Behar mentioned the recently revealed letters that suggest Mother Teresa struggled with doubts about her faith, and contended that the Catholic Church’s standards for sainthood have changed due to medical advances.
"That’s why Mother Teresa had issues. Let’s not forget, she didn’t really believe 100 percent like those saints who were hearing voices. She didn’t hear voices," Behar said.
"So the church said ‘OK, she does good deeds. Let’s make her a saint.’ In the old days it used to be you heard voices. You can’t do that anymore."
FOX News contributor Father Jonathan Morris, when asked to comment for FOXNews.com, lambasted Behar's remarks, whether or not they were intended to be funny.
"Suggesting that holiness of life is equivalent to a mental disorder as Ms. Behar did is rather unbalanced to say the least," Morris said.
"Nobody is beatified or canonized because they hear voices. People are declared saints because they have first of all exemplified a heroic living of Christian virtue."
As for Behar's characterization of Mother Teresa, Morris said the talk-show host would do well to study the humanitarian's life.
"Clearly she is no church historian.
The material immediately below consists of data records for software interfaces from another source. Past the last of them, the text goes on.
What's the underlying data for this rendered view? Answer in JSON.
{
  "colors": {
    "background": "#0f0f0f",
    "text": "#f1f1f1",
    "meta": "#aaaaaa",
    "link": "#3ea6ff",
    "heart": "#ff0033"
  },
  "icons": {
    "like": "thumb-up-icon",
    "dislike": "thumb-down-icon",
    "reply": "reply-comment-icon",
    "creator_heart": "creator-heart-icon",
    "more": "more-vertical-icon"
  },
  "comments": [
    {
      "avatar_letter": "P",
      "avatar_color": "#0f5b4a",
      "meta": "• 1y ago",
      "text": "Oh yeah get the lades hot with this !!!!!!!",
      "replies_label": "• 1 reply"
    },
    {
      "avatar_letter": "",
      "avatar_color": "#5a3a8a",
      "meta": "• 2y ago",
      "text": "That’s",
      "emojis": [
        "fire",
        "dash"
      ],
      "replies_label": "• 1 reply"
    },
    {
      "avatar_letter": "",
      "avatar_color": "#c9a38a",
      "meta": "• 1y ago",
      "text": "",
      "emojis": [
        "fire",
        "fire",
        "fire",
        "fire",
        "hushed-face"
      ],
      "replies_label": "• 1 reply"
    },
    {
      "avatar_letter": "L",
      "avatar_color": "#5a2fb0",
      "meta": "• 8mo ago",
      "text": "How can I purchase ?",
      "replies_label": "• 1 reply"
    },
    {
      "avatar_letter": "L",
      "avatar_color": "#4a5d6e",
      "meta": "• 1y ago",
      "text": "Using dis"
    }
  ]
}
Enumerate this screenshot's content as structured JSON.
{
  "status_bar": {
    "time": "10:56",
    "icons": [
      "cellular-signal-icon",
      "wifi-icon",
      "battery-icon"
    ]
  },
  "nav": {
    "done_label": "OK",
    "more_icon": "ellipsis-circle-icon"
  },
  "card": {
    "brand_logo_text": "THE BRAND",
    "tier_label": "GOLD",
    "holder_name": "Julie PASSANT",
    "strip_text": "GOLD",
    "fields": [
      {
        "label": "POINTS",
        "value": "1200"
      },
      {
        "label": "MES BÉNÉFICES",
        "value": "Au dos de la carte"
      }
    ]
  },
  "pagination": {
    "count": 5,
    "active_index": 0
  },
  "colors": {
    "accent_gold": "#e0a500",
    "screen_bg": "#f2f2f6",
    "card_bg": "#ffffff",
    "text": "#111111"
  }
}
Saying 'she didn't believe 100 percent' is a simplistic and superficial reading of the news," said Morris. "Why would you spend 60 years in a slum in the name of Jesus out of love for God if you don’t believe in Jesus or God 100 percent?"